“Our results suggest that e-cigarette use is associated with coronary vascular dysfunction at rest, even in the absence of physiologic stress,” Susan Cheng, MD, MPH, director of Public Health Research at the Smidt Heart Institute, said in a release. “These findings indicate the opposite of what e-cigarette and vaping marketing is saying about their safety profile.”

Despite strenuous attempts by local and federal bodies to limit the distribution of potentially harmful vaping products, the use of e-cigs has soared in recent years. A poll from the FDA found that 27.5% of high school students admitted to smoking e-cigarettes in 2019—nearly 7 percentage points higher than the same statistic in 2018.

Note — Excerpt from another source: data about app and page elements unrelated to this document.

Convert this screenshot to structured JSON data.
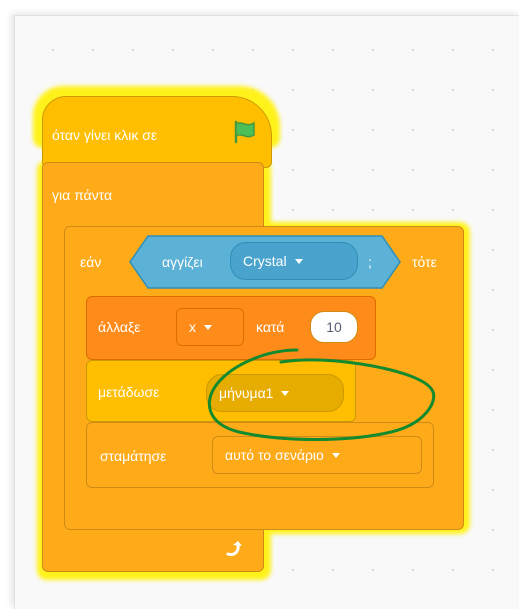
{
  "script": {
    "hat_block": {
      "label": "όταν γίνει κλικ σε",
      "icon": "green-flag-icon"
    },
    "forever_block": {
      "label": "για πάντα",
      "loop_icon": "loop-arrow-icon"
    },
    "if_block": {
      "label_if": "εάν",
      "label_then": "τότε",
      "condition": {
        "label": "αγγίζει",
        "menu_value": "Crystal",
        "separator": ";"
      }
    },
    "change_block": {
      "label": "άλλαξε",
      "menu_value": "x",
      "label_by": "κατά",
      "value": "10"
    },
    "broadcast_block": {
      "label": "μετάδωσε",
      "menu_value": "μήνυμα1"
    },
    "stop_block": {
      "label": "σταμάτησε",
      "menu_value": "αυτό το σενάριο"
    }
  },
  "colors": {
    "control": "#ffab19",
    "events": "#ffbf00",
    "sensing": "#5cb1d6",
    "glow": "#fff21a",
    "annotation": "#138a2e"
  }
}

“What makes e-cigarettes so harmful to the heart and lungs is not just nicotine,” Rader said in the release. “It’s the completely unknown bucket of manufactured products used to form vapors that is likely causing the most harm. This is what we believe is underlying the current public health problem.”

This month the CDC confirmed that the cause of most recent injuries and deaths from EVALI (e-cigarette or vaping product use-associated lung injury) is Vitamin E acetate, a chemical that’s used in various supplements and skin creams. While it’s been deemed safe as a topical or oral agent, the chemical seems to cause harm when inhaled.

Rader, Cheng and the rest of their research team are continuing to conduct research on the mechanisms underlying vascular changes brought on by EVALI. They’re also working to expand their research pool to a more diverse population, including those with pre-existing CV risk.

 “What we are learning from our own research, along with the work of others, is that use of any electronic nicotine delivery system should be considered with a high degree of caution until more data can be gathered,” Rader said.